In a throwback to the 1990s (and not in a good way), the word on the street is that PBS, the National Endowment for the Arts and National Public Radio are in danger of becoming extinct due to proposed federal funding cuts. In short, creativity and the arts are quickly losing ground in the battle of the budget. And yet there is hope for creativity from an unlikely source: Big business – and specifically the tech industry – continues to reward creative thinkers with foundations, contests and campaigns geared to generate more inspired solutions to the world’s most difficult problems.

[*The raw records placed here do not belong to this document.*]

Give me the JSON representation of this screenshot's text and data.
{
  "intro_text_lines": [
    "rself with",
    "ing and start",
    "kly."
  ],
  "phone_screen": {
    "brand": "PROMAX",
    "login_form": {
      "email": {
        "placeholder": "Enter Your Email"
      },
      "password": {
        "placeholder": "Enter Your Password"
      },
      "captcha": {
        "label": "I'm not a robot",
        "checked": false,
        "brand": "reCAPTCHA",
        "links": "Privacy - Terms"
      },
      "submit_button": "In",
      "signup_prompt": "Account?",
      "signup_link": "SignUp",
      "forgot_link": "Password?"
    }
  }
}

Design Ignites Change is the brainchild of software giant Adobe and marketing firm Worldstudio Projects. The idea is simple: Students and creative professionals are challenged to use their left brains to solve tough social issues. Architects, design students, illustrators and other creatively-inclined types set forth initiatives which address tough problems by employing their unique talents. Adobe and partners then award cash to the clever designers with the best execution and best ideas. The projects use social media, online videos and grassroots marketing to spark interest in their causes. Now in its second year, the current crop of winners tackled everything from the lack of sidewalk for a park to safety for gay refugees.
One winner born in Los Angeles, NeighborBridgeGap, connected the City of Angeles with earthquake-torn Haiti. By employing the resources of local businesses and the talents of Otis Design School students and elementary school students, the project set out with a mission to make the distance between the two very different places seem a whole lot less. With items donated by a nearby hotel and books given to NeighborBridgeGap by the Ella Fitzgerald Foundation, the students set out in creating knapsacks for Haitian children to carry. The Otis students taught the elementary kids how to weave and thus created the bags which were filled with sketch pads, art supplies and books. Haitian students who undoubtedly have been forced to come up creative solutions to their own real life problems are given tools from their across the globe artistic counterparts.
NeighborBridgeGap and Design Ignites Change are doing what artists have been doing with one another for centuries – using creativity and collaboration to make life just a little better.